Catholic Bishop Joseph Strickland, of the Diocese of Tyler, praised Leona and other city leaders for working to protect unborn babies.

“I’m so grateful to all who have worked with Mark Lee Dickson and others to establish Sanctuary Cities for the Unborn in more than thirty communities,” Strickland said. “It is my prayer that every community in East Texas and beyond will join this grassroots effort to protect the unborn. Let’s make the USA a pro-life nation even if we have to do it one city at a time.”
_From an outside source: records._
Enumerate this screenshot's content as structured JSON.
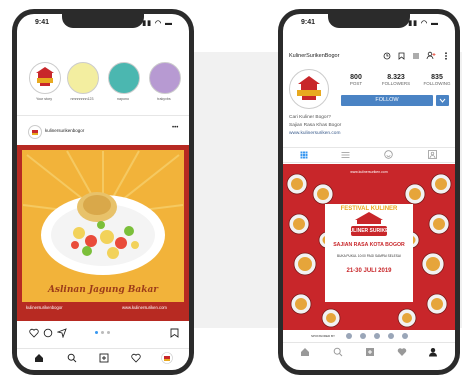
{
  "left_phone": {
    "status_time": "9:41",
    "stories": [
      {
        "label": "Your story",
        "color": "#ffffff"
      },
      {
        "label": "nmnnnnnn123",
        "color": "#f3eea0"
      },
      {
        "label": "napono",
        "color": "#4bb7b0"
      },
      {
        "label": "trakyvbs",
        "color": "#b79ad2"
      }
    ],
    "post": {
      "username": "kulinersurikenbogor",
      "more": "•••",
      "title": "Aslinan Jagung Bakar",
      "footer_left": "kulinersurikenbogor",
      "footer_right": "www.kulinersuriken.com",
      "colors": {
        "bg": "#f2b33a",
        "frame": "#b72a22"
      }
    },
    "nav_icons": [
      "home-icon",
      "search-icon",
      "add-icon",
      "heart-icon",
      "profile-icon"
    ]
  },
  "right_phone": {
    "status_time": "9:41",
    "username": "KulinerSurikenBogor",
    "stats": [
      {
        "value": "800",
        "label": "POST"
      },
      {
        "value": "8.323",
        "label": "FOLLOWERS"
      },
      {
        "value": "835",
        "label": "FOLLOWING"
      }
    ],
    "follow_label": "FOLLOW",
    "bio": [
      "Cari Kuliner Bogor?",
      "Sajian Rasa Khas Bogor",
      "www.kulinersuriken.com"
    ],
    "poster": {
      "top_text": "www.kulinersuriken.com",
      "line1": "FESTIVAL KULINER",
      "brand": "KULINER SURIKEN",
      "line2": "SAJIAN RASA KOTA BOGOR",
      "line3": "BUKA PUKUL 10:00 PAGI SAMPAI SELESAI",
      "dates": "21-30 JULI 2019",
      "sponsors": "SPONSORED BY",
      "colors": {
        "bg": "#c8262a",
        "panel": "#ffffff",
        "title": "#e8a91f"
      }
    },
    "nav_icons": [
      "home-icon",
      "search-icon",
      "add-icon",
      "heart-icon",
      "profile-icon"
    ]
  }
}
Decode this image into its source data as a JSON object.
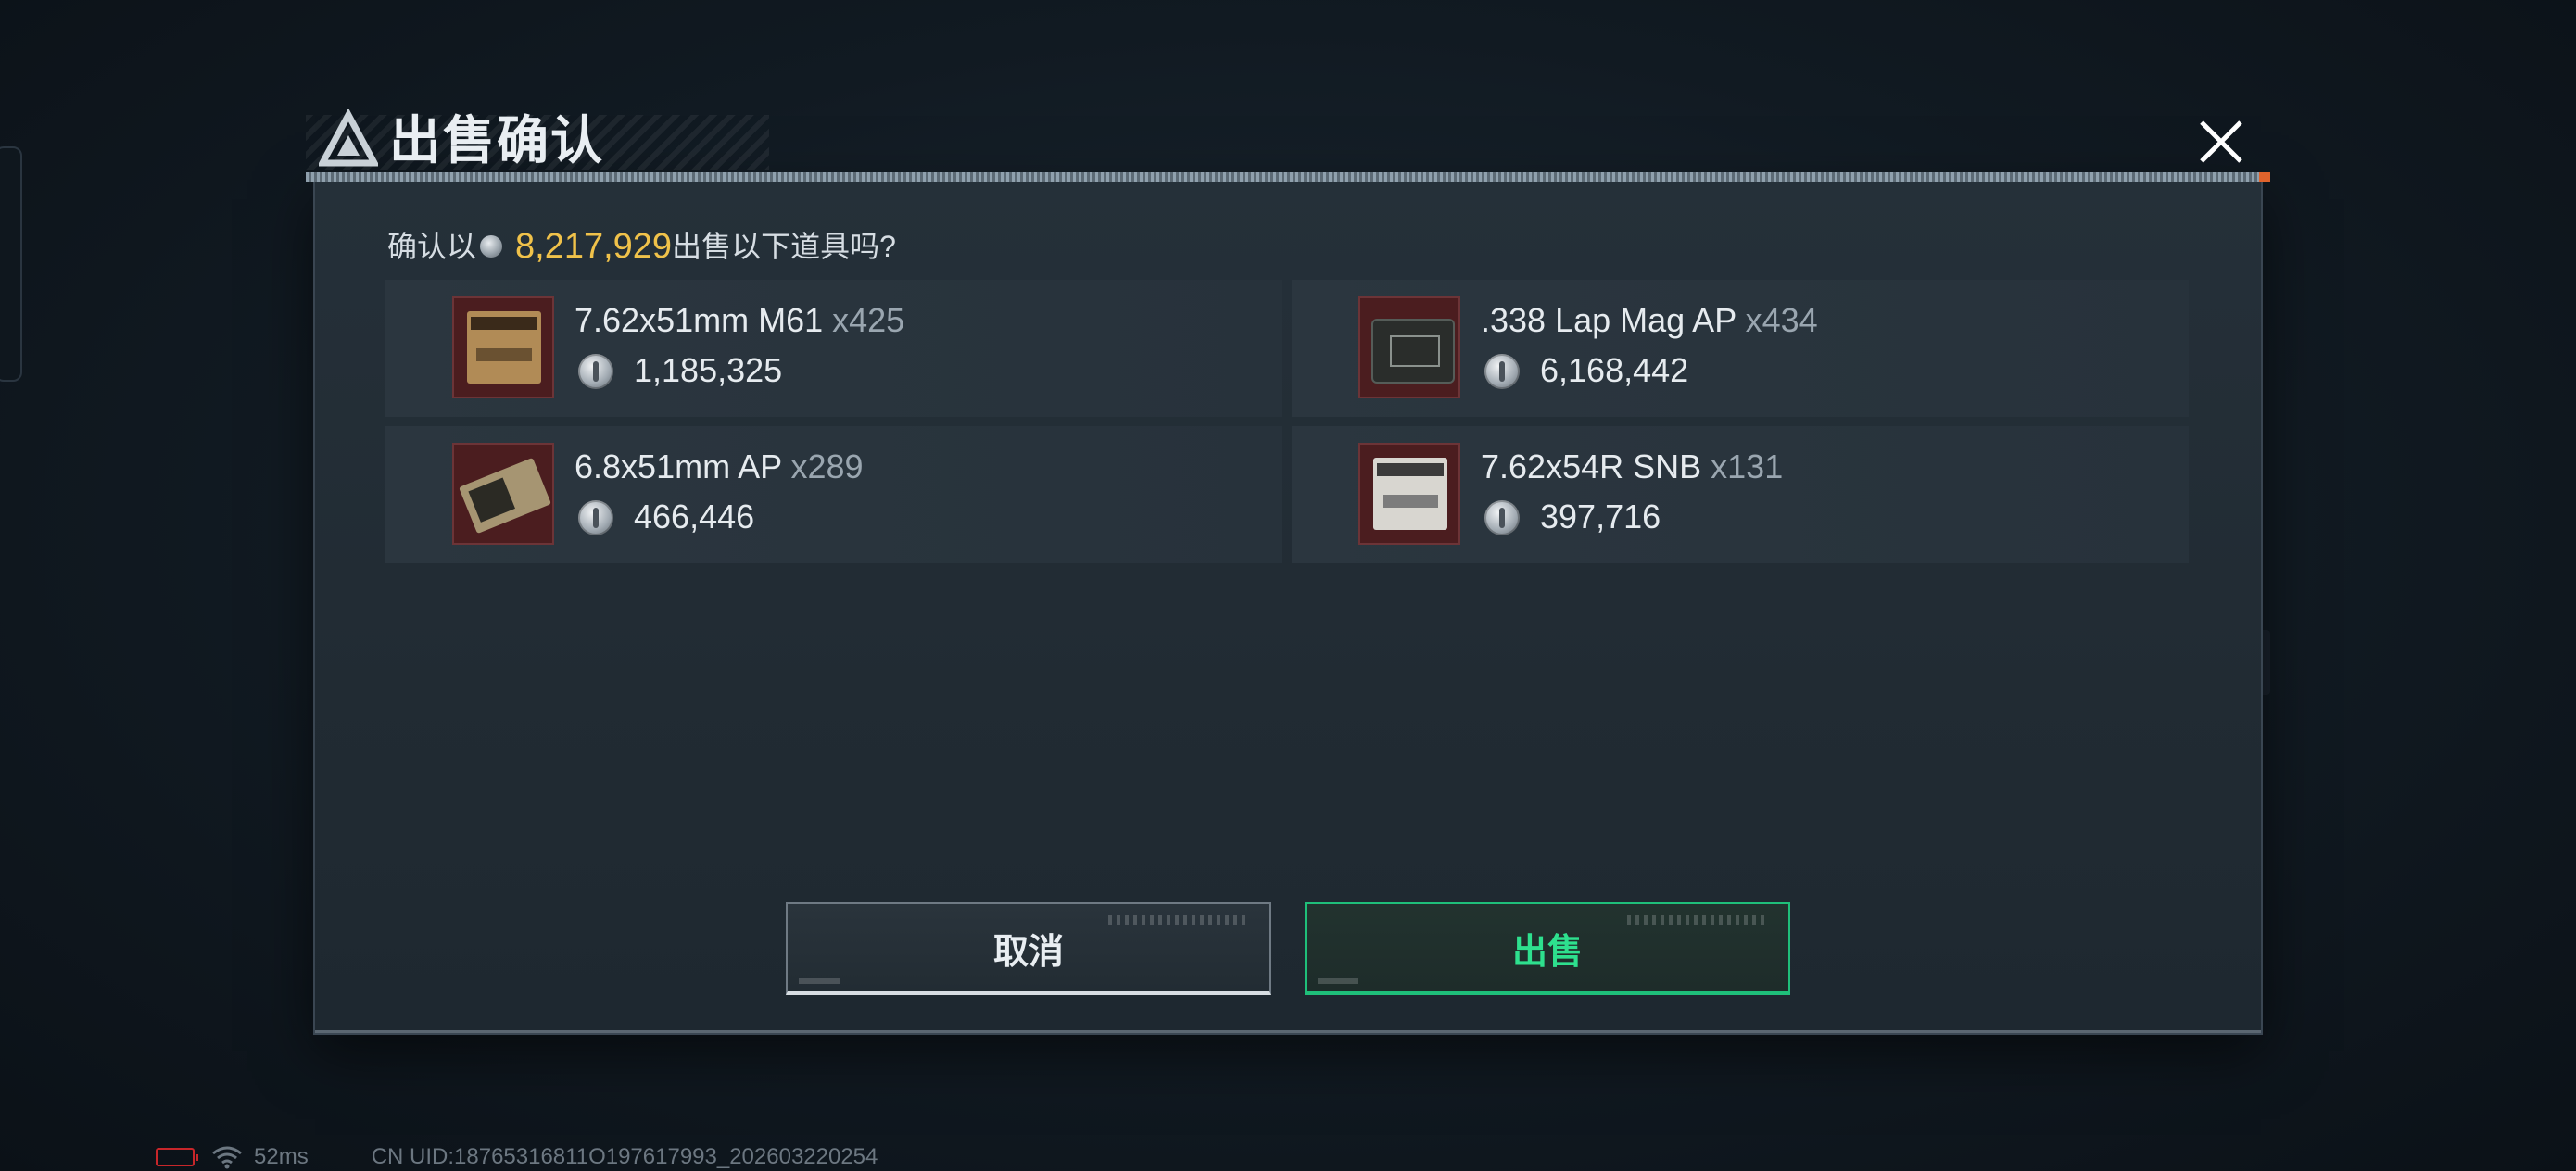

The movement is growing, and it has been effective in protecting unborn babies from abortion. In May, voters in Lubbock, Texas overwhelmingly approved a Sanctuary City for the Unborn ordinance, and Planned Parenthood was forced to stop aborting unborn babies there. The abortion chain challenged the ordinance, but a judge threw out their lawsuit earlier this summer.

Abortion activists are worried, and they are ramping up efforts to oppose the effort in cities across the country.

“While the city council meeting in Leona, Texas was peaceful last night, the city council meeting in Mason, Ohio came to an abrupt end when Campus Safety advised the City of Mason that they should go ahead and adjourn the meeting,” Dickson told LifeNews. “Even though the Sanctuary City for the Unborn Ordinance was not on the City Council agenda, the Mason, Ohio council meeting was met with loud interruptions from pro-choice advocates seeking to prohibit any future discussion of the ordinance outlawing abortion.”

In July, abortion activists also protested when the commissioners of Manatee County, Florida passed a funding measure to support pregnant and parenting mothers in their community. Manatee County also is considering a Sanctuary for the Unborn ordinance.

Dickson encouraged anyone interested in a Sanctuary City for the Unborn ordinance in their city to sign an online petition at www.sanctuarycitiesfortheunborn.com/online-petition.

“Once we have enough signatures in an area, we make the necessary contacts, draft the necessary documents, and do our part to help the initiative move forward in an area,” he said.

To date, 32 cities in Texas, two in Nebraska and one in Ohio have passed pro-life ordinances to outlaw abortions. One city, Omaha, Texas, did repeal its ordinance and pass a non-enforceable pro-life resolution instead.

Though abortion activists have threatened legal action, the cities have been successful in court. In 2020, the American Civil Liberties Union dropped its lawsuit challenging several Texas cities’ pro-life ordinances.